All videos that match third party content are immediately flagged because YouTube doesn’t yet know that you have the rights to use it legally. They do know that is has a claimed copyright however.
It’s important to note that while a video is flagged, monetization of ads will be disabled for that video. Ads may still run, however to receive money collected during a run period the video needs to be “cleared”.
Removing a flag or “matched third party content” notice from your video is a quick process, and can be done one of three ways:
1.) Clearing a video through AdRev Directly:
The most simple and quick method of clearing a video is through AdRev’s claims clearance website form. By submitting your info and license to AdRev directly, videos are often cleared in less than 24 hours, and you will receive a conformation e-mail from them once the process is complete. In the message portion of the form, please list where you have purchased your license and include the text details of the license itself by copying and pasting information.
2.) Clearing a video through your YouTube account, using the built in form :
Being logged into your account, navigate to the video manager tab of the creator studio section. Next to your video you will notice that there is a “matched third party content” link. Follow that link. Next click the link that says “file a dispute”, select the radio box “I have a license or written permission from the proper rights holder to use this material”, and click continue. You will now be asked to briefly explain in writing the selection you just made.
In this message box, we recommend you enter the following statement, followed by the text from your license:
I have purchased a license to use the song “Title Of Song” by Tito Tahan from the website “titotahan.com or titotahanbeats.com“, and have the right to use the song on YouTube. I am pasting my license information below as proof:
* paste license info here *
Once the message box is filled, submit the form and you’re done!

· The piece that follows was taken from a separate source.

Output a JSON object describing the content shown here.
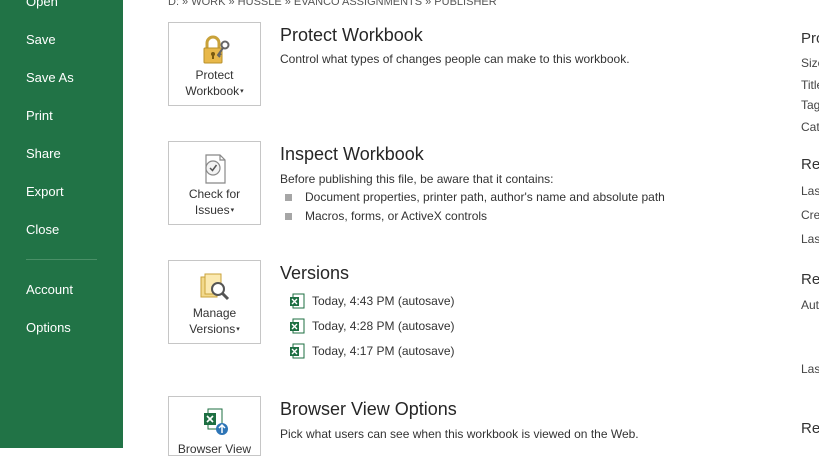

Claims using the YouTube form are usually cleared within 24 – 96 hours.
3.) Clearing a video directly through this website
If you would like assistance with clearing a third party content notice from your YouTube video a https://titotahan.com/copyright-clearance-form/ has been created on this site to help! Simply fill out the form and send us the required information and the clearing claim will be filed on your behalf.
Once logged in, licenses can be downloaded from the downloads page.
Yes, both can be done!
Pre-clearing a video
When you are uploading a video to YouTube, you have the option to set it as “unlisted”. When you select this option, the video is uploaded and a YouTube link will be generated, but the video will not yet be “live” for your subscribers to see. The video also will not posted to your channel.
After refreshing the video manager page, the matching third party content notice will display. Follow the instructions above on how to remove the notice, and wait for the notice to be disappear in the video manager. Once the notice is removed, switch your video to public, and you will be collecting monetized views (if you have it enabled) from the very beginning without interruption.
Pre-clearing your entire YouTube channel
If you have licensed at least three of my songs / beats previously you are eligible to have your entire channel white-listed from Content ID.
If you meet the minimum three song criteria and would like to pre-clear your entire YouTube channel (future uploads will not need to cleared individually and you won’t receive the “matched third party content” notices) please fill out and submit https://titotahan.com/copyright-clearance-form/. Please be aware that channels cannot have existing unresolved Content ID claims.